Could you repeat every entry below word for word, leaving out the pictures?

Study material:
--- --- ---

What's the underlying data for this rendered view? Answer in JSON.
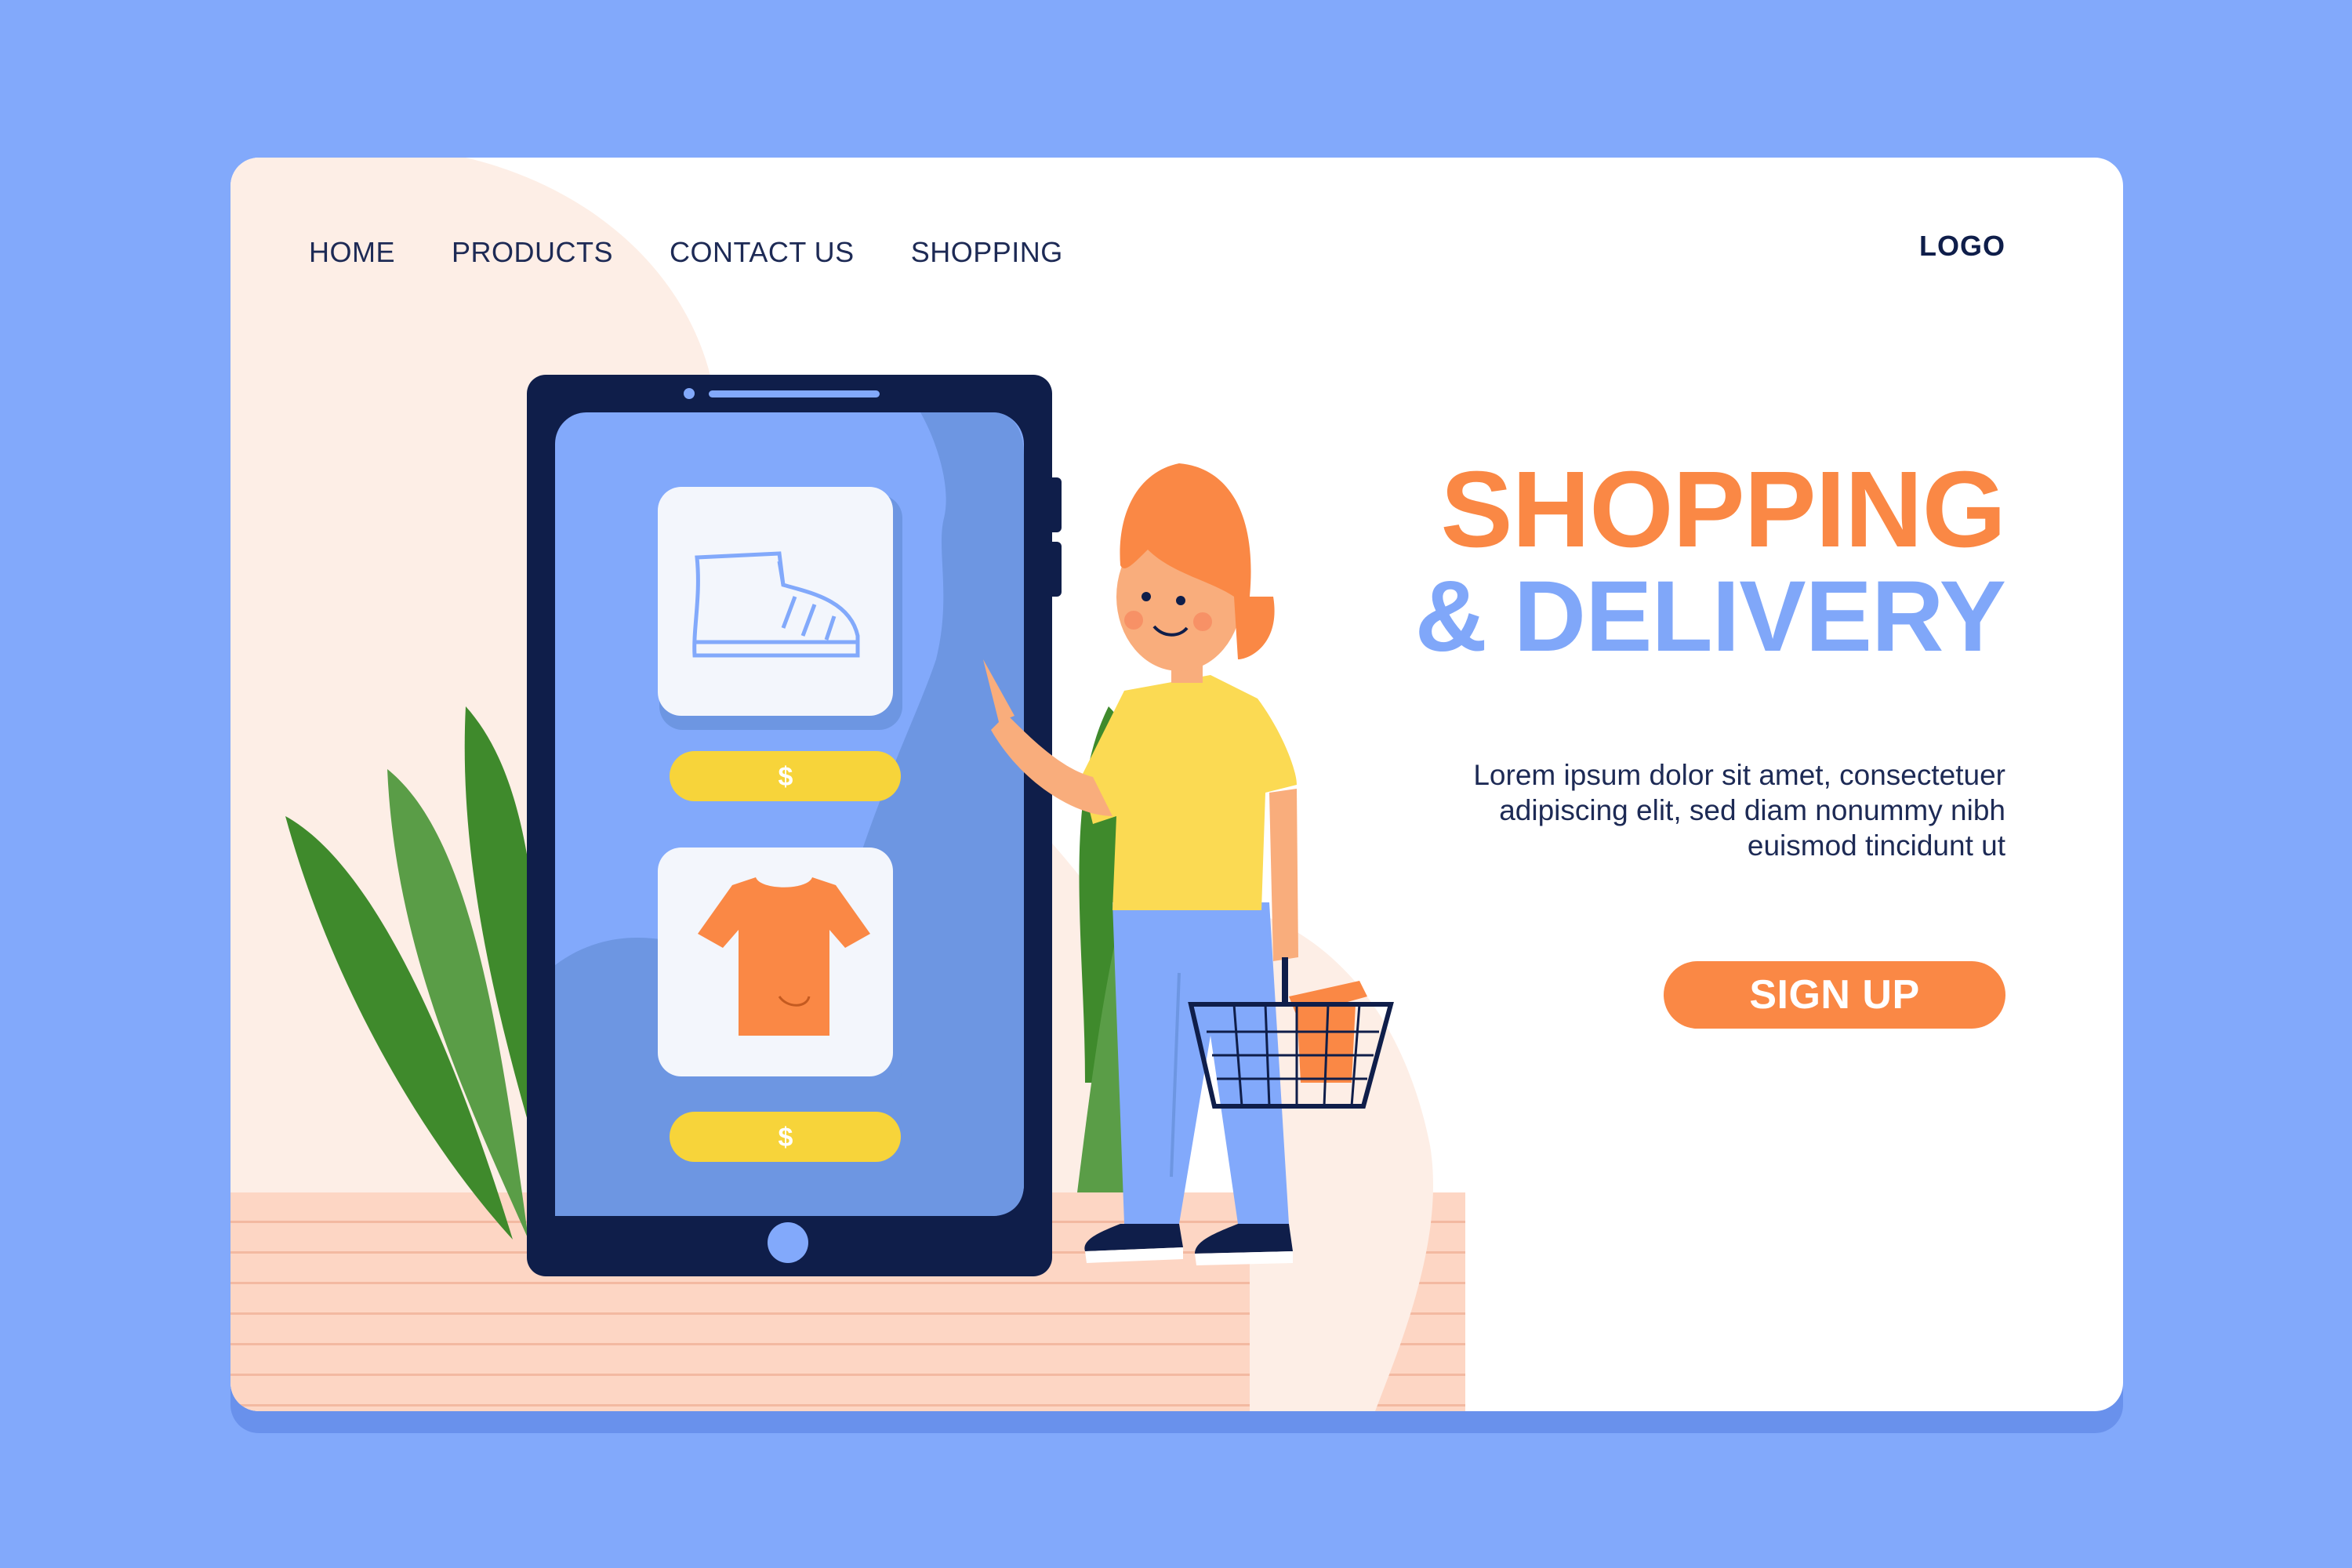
{
  "nav": {
    "items": [
      {
        "label": "HOME"
      },
      {
        "label": "PRODUCTS"
      },
      {
        "label": "CONTACT US"
      },
      {
        "label": "SHOPPING"
      }
    ]
  },
  "logo": "LOGO",
  "hero": {
    "title_line1": "SHOPPING",
    "title_line2": "& DELIVERY",
    "description_line1": "Lorem ipsum dolor sit amet, consectetuer",
    "description_line2": "adipiscing elit, sed diam nonummy nibh",
    "description_line3": "euismod tincidunt ut",
    "cta_label": "SIGN UP"
  },
  "phone": {
    "products": [
      {
        "icon": "sneaker-icon",
        "price_symbol": "$"
      },
      {
        "icon": "tshirt-icon",
        "price_symbol": "$"
      }
    ]
  },
  "colors": {
    "background": "#82a9fb",
    "accent_orange": "#fa8845",
    "accent_blue": "#80a7f9",
    "navy": "#0f1e4a",
    "price_yellow": "#f7d43a"
  }
}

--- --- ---

Written solution:
What's the underlying data for this rendered view? Answer in JSON.
{
  "nav": {
    "items": [
      {
        "label": "HOME"
      },
      {
        "label": "PRODUCTS"
      },
      {
        "label": "CONTACT US"
      },
      {
        "label": "SHOPPING"
      }
    ]
  },
  "logo": "LOGO",
  "hero": {
    "title_line1": "SHOPPING",
    "title_line2": "& DELIVERY",
    "description_line1": "Lorem ipsum dolor sit amet, consectetuer",
    "description_line2": "adipiscing elit, sed diam nonummy nibh",
    "description_line3": "euismod tincidunt ut",
    "cta_label": "SIGN UP"
  },
  "phone": {
    "products": [
      {
        "icon": "sneaker-icon",
        "price_symbol": "$"
      },
      {
        "icon": "tshirt-icon",
        "price_symbol": "$"
      }
    ]
  },
  "colors": {
    "background": "#82a9fb",
    "accent_orange": "#fa8845",
    "accent_blue": "#80a7f9",
    "navy": "#0f1e4a",
    "price_yellow": "#f7d43a"
  }
}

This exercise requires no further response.